Magma degassing: models and experiments
Gas exsolution and segregation are fundamental controls on eruption dynamics and magma genesis. Basaltic magma loses gas relatively easily because of its low viscosity. However, bubbles grown by decompression and diffusion during magma ascent are too small to segregate. Coalescence, however, can create bubbles big enough for gas to escape from the rising basalt magma. In evolved magmas, such as andesite and rhyolite, high viscosity prevents bubbles rising independently through the magma. The original gas content of magma erupted as lava is commonly the same as that erupted explosively, so that a gas separation mechanism is required. A permeable magma foam can form to allow gas escape once bubbles become interconnected. Magma permeabilities can be much higher than wall-rock permeabilities, and so vertical gas loss can be an important escape path, in addition to gas loss through the conduit walls. This inference is consistent with observations from the Soufrière Hills Volcano, Montserrat, where gas escapes directly from the dome, and particularly along shear zones (faults) related to the conduit wall. Dynamical models of magma ascent have been developed which incorporate gas escape. The magma ascent rate is sensitive to gas escape, as the volume proportion of gas affects density, magma compressibility and rheology, resulting in both horizontal and vertical pressure gradients in the magma column to allow gas escape. Slight changes in gas loss can make the difference between explosive and effusive eruption, and multiple steady-state flow states can exist. In certain circumstances, there can be abrupt jumps between effusive and explosive activity. Overpressures develop in the ascending magma, caused primarily by the rheological stiffening of magma as gas exsolves and crystals grow. A maximum overpressure develops in the upper parts of volcanic conduits. The overpressure is typically several MPa and increases as permeability decreases. Thus, the possibility of reaching conditions for explosions increases as permeability decreases, both due to overpressure increase and the retention of more gas. Models of magma ascent from an elastic magma chamber, combined with concepts of permeability and overpressure linked to degassing, provide an explanation for the periodic patterns of dome growth with short-lived explosive activity, as in the 1980-1986 activity of Mount St Helens. Degassing of magma in conduits can also cause strong convective circulation between deep magma reservoirs and the Earth's surface. Such circulation not only allows degassing to occur from deep reservoirs, but may also be a significant driving force for crystal differentiation.

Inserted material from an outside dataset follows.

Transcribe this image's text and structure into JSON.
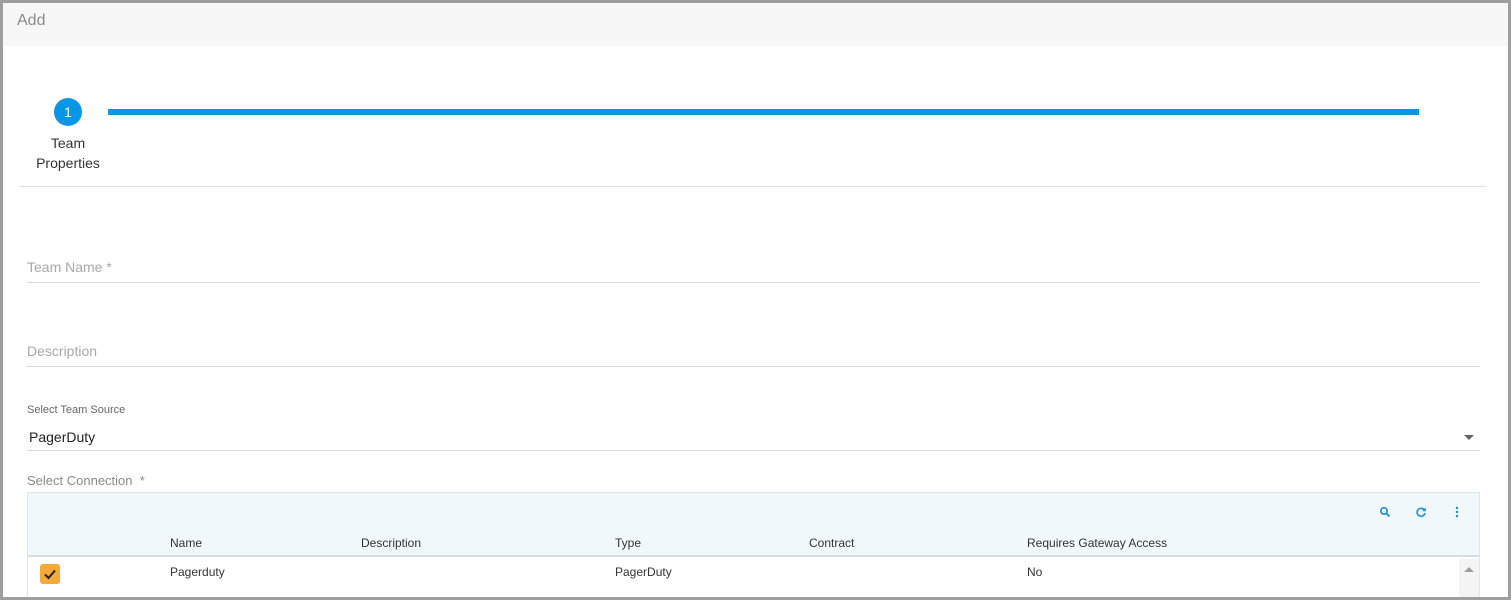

Figures & Tables
Humans have long marvelled at (and feared) the odorous and colourful manifestations of volcanic emissions, and, in some cases, have harnessed them for their economic value. The degassing process responsible for these phenomena is now understood to be one of the key factors influencing the timing and nature of volcanic eruptions. Moreover the surface emissions of these volatiles can have profound effects on the atmospheric and terrestrial environment, and climate. Even more fundamental are the relationships between the history of planetary outgassing, differentiation of the Earth’s interior, chemistry of the atmosphere and hydrosphere, and the origin and evolution of life. This book provides a compilation of 23 papers that investigate the behaviour of volatiles in magma, the feedbacks between degassing and magma dynamics, and the composition, flux, and environmental, atmospheric and climatic impacts of volcanic gas emissions.